When the curtains opened for headliner Jay Gilligan’s act, the stage was completely covered in juggling props, many set up in intricate ways. Gilligan himself walked out on stage juggling five clubs, and after a moment hit two of them out of his pattern with one of the other clubs. This quickly became a motif, as he then began knocking other props up in the air on the stage, only to hit them out of his pattern and across the stage with other props. At one point during his performance, he began executing solo versions of some of the tricks he performed at the 2012 Shoebox Tour with Wes Peden. For these moves, he began alternating placing various parts of his body through a single ring, and juggling a three ball cascade through them, building up to more contorted and ridiculous combination sequences until a basic cascade was just barely manageable. With rings, Gillian would occasionally throw a handful of rings into the air, and let them fall to the stage, watching as they split beautifully into the air. During one segment, he invited audience members to throw them around his neck while he continued to juggle. Towards the end of his performance, a horn and drum player took the stage to add a live musical element to the performance while he juggled objects in artful ways, picking away at the heaps of props on stage.
In an odd move, it was announced mid-show that an “open mic stage for jugglers” (Renegade Show) would be held in the same venue as the public show, only one hour after the public show’s conclusion. Many jugglers waited around and moved up to the stage, while the packed venue cleared out to just a few dozen people.
The Renegade show was MCed by Marcus Monroe along with some additional assistance by Kendama enthusiast Joe Showers. Acts included Doug Sayers and Jack Denger each doing a quick impromptu technical juggling routine, a hula-hooping duo, some diabolo action, an elaborate card trick, and a strange act involving a seemingly angry juggler yelling, throwing things against the stage, and rubbing himself down with hand-lotion.
One of the running themes of the Renegade Show was Monroe and Showers conducting a “Juggler’s Fear Factor” with three audience members between acts. The first challenge involved trying to execute a neck-catch with a coconut, which got messy pretty quick.

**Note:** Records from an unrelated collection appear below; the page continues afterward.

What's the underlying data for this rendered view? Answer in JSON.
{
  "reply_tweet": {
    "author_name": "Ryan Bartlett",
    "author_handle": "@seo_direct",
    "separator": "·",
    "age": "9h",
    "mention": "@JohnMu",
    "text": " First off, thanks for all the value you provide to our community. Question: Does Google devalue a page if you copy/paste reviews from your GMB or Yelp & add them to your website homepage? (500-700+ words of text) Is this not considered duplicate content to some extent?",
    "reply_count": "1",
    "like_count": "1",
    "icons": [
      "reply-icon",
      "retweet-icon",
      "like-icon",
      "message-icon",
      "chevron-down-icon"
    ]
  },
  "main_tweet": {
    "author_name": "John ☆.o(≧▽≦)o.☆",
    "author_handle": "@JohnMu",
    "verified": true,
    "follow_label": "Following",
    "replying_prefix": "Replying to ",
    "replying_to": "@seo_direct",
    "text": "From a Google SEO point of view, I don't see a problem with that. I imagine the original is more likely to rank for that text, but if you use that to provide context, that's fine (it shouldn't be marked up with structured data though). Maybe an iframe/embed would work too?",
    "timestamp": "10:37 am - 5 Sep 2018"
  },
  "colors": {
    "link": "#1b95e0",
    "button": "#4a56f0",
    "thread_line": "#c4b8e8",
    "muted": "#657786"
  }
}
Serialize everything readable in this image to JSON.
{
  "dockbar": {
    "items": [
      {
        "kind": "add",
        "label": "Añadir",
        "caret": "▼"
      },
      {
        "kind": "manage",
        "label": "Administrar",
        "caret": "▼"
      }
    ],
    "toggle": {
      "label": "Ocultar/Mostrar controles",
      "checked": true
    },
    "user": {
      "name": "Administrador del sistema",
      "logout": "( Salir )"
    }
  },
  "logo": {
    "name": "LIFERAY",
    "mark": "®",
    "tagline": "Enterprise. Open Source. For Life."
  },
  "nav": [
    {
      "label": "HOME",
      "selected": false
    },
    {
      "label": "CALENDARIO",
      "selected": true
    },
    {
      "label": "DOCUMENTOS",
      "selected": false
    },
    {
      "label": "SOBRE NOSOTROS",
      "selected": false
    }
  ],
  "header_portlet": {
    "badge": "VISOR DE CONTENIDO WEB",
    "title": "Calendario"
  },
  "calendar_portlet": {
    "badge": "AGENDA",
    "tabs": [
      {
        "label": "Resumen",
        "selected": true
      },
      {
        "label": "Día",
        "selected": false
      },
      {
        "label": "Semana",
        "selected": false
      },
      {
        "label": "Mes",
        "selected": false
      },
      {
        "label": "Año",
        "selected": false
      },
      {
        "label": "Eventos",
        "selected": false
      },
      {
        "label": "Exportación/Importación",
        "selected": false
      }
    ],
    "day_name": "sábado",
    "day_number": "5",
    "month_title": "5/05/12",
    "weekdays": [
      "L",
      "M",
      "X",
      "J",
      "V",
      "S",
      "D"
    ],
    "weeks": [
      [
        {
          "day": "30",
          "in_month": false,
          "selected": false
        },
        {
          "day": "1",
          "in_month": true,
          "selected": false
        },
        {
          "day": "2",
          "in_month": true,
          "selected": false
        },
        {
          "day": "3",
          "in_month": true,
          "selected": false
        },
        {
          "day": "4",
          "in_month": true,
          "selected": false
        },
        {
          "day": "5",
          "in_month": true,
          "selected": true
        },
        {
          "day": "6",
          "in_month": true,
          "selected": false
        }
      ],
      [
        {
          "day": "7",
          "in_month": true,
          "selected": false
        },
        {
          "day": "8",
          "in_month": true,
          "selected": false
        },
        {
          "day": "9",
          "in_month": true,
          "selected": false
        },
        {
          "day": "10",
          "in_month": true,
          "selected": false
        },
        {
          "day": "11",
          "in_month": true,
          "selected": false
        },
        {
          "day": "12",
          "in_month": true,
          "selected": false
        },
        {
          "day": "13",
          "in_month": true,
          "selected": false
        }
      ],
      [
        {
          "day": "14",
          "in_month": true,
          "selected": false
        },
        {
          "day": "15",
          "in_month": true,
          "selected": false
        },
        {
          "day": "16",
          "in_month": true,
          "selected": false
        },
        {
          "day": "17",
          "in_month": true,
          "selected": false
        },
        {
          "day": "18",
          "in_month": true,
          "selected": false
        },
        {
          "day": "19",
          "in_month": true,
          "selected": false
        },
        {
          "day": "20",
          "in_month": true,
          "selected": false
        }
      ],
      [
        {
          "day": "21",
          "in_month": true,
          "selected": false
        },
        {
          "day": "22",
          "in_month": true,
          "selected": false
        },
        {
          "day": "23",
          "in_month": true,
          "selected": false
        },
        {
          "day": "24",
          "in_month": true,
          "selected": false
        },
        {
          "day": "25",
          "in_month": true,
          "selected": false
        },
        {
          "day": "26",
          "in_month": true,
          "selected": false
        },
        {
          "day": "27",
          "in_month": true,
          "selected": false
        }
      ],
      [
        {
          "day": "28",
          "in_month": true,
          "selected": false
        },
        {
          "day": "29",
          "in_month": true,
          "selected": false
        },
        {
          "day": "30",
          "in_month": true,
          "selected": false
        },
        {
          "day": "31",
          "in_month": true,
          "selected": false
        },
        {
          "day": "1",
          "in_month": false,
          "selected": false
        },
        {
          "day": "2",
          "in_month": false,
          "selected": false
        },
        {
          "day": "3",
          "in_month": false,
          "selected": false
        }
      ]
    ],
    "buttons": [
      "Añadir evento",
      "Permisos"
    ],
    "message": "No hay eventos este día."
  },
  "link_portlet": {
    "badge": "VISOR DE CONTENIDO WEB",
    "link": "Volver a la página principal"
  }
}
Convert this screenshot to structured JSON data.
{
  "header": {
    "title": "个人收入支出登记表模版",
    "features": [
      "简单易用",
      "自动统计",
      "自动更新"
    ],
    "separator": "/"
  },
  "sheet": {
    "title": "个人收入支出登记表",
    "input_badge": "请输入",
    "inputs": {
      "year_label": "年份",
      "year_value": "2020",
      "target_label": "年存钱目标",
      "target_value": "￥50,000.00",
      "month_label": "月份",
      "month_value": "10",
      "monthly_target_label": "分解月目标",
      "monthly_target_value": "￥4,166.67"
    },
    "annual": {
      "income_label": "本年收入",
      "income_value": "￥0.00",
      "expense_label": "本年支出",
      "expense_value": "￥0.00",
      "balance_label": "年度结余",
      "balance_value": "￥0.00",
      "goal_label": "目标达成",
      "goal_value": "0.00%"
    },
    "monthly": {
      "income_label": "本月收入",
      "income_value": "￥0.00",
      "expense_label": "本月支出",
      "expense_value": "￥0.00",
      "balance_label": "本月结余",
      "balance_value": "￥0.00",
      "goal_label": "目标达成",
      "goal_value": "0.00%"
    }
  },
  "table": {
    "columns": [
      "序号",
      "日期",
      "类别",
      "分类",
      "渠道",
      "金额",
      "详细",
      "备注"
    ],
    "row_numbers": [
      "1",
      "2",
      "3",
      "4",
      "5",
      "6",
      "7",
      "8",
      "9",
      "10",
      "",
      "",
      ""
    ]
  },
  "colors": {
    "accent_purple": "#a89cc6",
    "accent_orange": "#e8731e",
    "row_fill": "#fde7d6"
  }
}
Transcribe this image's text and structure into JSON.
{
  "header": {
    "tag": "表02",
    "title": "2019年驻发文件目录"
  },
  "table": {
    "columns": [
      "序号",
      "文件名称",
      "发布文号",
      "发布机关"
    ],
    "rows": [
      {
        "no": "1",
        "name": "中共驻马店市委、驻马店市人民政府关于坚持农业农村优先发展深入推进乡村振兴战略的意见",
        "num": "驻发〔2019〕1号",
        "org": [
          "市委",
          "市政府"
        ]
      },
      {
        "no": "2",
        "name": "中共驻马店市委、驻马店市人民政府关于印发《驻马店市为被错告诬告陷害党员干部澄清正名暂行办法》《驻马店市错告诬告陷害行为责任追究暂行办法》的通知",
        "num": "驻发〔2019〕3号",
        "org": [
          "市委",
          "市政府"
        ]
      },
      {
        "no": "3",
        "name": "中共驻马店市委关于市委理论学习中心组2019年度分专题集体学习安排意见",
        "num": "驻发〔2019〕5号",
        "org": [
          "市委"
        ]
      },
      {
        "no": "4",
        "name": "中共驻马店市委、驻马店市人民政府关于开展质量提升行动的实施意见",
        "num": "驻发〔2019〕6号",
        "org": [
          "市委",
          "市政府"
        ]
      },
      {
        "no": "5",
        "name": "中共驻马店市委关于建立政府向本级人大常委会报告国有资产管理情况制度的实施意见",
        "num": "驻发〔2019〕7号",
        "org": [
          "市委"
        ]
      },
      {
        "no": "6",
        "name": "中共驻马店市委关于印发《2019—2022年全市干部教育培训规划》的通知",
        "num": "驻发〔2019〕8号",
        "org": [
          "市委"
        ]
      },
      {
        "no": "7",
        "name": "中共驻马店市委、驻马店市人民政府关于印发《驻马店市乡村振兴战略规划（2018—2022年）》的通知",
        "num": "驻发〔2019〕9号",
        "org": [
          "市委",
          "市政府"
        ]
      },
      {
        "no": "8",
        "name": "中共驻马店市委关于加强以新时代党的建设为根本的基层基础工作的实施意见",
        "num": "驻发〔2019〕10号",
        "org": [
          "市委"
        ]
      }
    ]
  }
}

The second was juggling two balls and an onion, and seeing who could eat the most onion while juggling. Lastly, was razor-blade juggling, where the remaining contestants had to see who could juggle a cascade with three razor-blades the longest.
Monroe really excelled as an MC for the Renegade Show, telling jokes and often playfully heckling the performers as they took the stage. At one point, he even used his star-powered cell phone to call John Wee of the Passing Zone to leave a message while on stage. Allegedly, he even got a hold of David Blaine at one point and (while on speaker phone) wished him well in all his magic and endurance pursuits.
The games were held Sunday in the gym space. They included five ball endurance, seven ball endurance, quarter juggling, juggling Simon says, and more. Doug Sayers won several of the events, and for five ball endurance, juggled a 97531 pattern for the first minute of the competition while everyone else juggled a cascade.
The Big Pattern event also took place on Sunday, which saw an organized attempt at a giant pattern involving well over a dozen jugglers passing clubs. It was fun to watch, but with something that big and moving, it was difficult to coordinate without drops happening immediately at every attempt.
Shortly after the Big Pattern, they had a silent raffle. There seemed to be a good number of people with raffle tickets, though the number of prizes offered was very small, and many of them were either used prop donations, or small non-juggling trinkets.
The festival seemed very successful in 2013, with a great turnout and excellent entertainment. Though the weather was cold, there were no snow storms to impede travel. Hopefully this success continues to remain with Madfest for many more years to come.